KATIE OPPO RESEARCH FUND GIVES GRANT FOR OVARIAN CANCER CLINICAL TRIAL TO NORTHWELL HEALTH
The Katie Oppo Research Fund (KORF) is proud to announce its 2017 grant to Northwell Health to fund a clinical trial for patients diagnosed with advanced stage III and stage IV ovarian cancer. KORF’s goals are to honor Katie Oppo’s memory, raise awareness, and find prevention, treatment, and cure for all forms of ovarian cancer.
Katie Oppo was raised in Manhasset and was a nineteen-year-old pre-med student at Johns Hopkins University, as well as a research intern at Northwell Health, the summer of 2010. That August she returned from a family vacation and was diagnosed with stage IV Small Cell Carcinoma of the Ovary-Hypercalcemic Type (SCCOHT), a very rare and devastating form of ovarian cancer.

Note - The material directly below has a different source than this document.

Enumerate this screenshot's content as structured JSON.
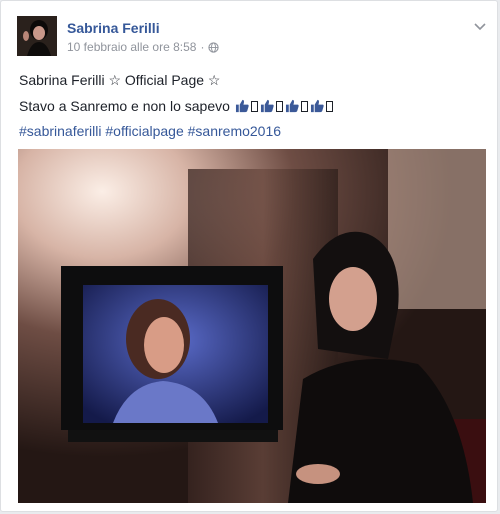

Katie was also a volunteer at Northwell Health the summer of 2009 — which is why it is so fitting that KORF has come full circle to fund this clinical trial, which might have extended her life, had it been available.
Katie, her family, and her friends never gave up hope for a cure. Although she passed on April 11, 2011, her memory lives on in the Research Fund. KORF continues the fight for a cure and the desire to help others with ovarian cancer. We believe that funding this clinical trial at Northwell Health gives back to the community that rallied around Katie — a community she dearly loved.
Cold Spring Harbor Labs
Cold Spring Harbor Labs
2024 GRANT PROPOSALS
Accepted January 1st - May 30th
Please submit a 3-5 page grant proposal that targets one or more of the following areas:
1. Reducing inflammation within the ovaries
2. Detecting inflammation within the ovaries, tubes, and epithelium
3. Environmental risks for ovarian cancer
4. Your own research topic relating to these areas
All proposals can be sent to Liz Oppo at firstname.lastname@example.org
Requirements for proposals can be found below.
Our 2018 Honoree Dr. Ramon Parsons, is the Director of The Tisch Cancer Institute at Mount Sinai. Ramon Parsons grew up in Washington, D.C. After earning his MD and PhD degrees from the State University of New York at Stony Brook, he was a postdoctoral fellow with Bert Vogelstein at Johns Hopkins University School of Medicine, where he and his colleagues discovered that inactivation of DNA mismatch repair genes causes hereditary colorectal cancer. At Columbia University Medical Center, as Avon Professor of Pathology and Medicine and Leader of the Breast Cancer Program of the Herbert Irving Cancer Center, his research laboratory identified the PTEN tumor suppressor gene, which he showed is inactivated in a wide variety of cancers and cancer predisposition syndromes. Dr. Parsons has been a leader in establishing the importance of PTEN and the PI3K pathway for cancer using a combination of genetic, biochemical, human tissue, metabolic, and systems biology approaches, and has been awarded significant grant funding in support of his internationally-recognized research. In 2013, Dr. Parsons joined the Icahn School of Medicine at Mount Sinai as Ward-Coleman Professor in Cancer Research, Chairman of the Department of Oncological Sciences, and co-Leader of the Cancer Mechanisms Program of The Tisch Cancer Institute (TCI) at Mount Sinai. In 2017, he was appointed Director of TCI and Director of Mount Sinai Cancer for the Mount Sinai Health System. Dr. Parsons is a recipient of the 2011 American Association for Cancer Research (AACR) Outstanding Investigator Award for Breast Cancer Research and served as Chair of the Special Conferences Committee at the AACR from 2011 to 2017 where he established an annual meeting dedicated to ovarian cancer research. He was inducted into the Johns Hopkins University Society of Scholars in 2015 and elected to the National Academy of Medicine in 2017. Also in 2017, Dr. Parsons received an Outstanding Investigator Award from the National Cancer Institute.
Dr. Ramon Parsons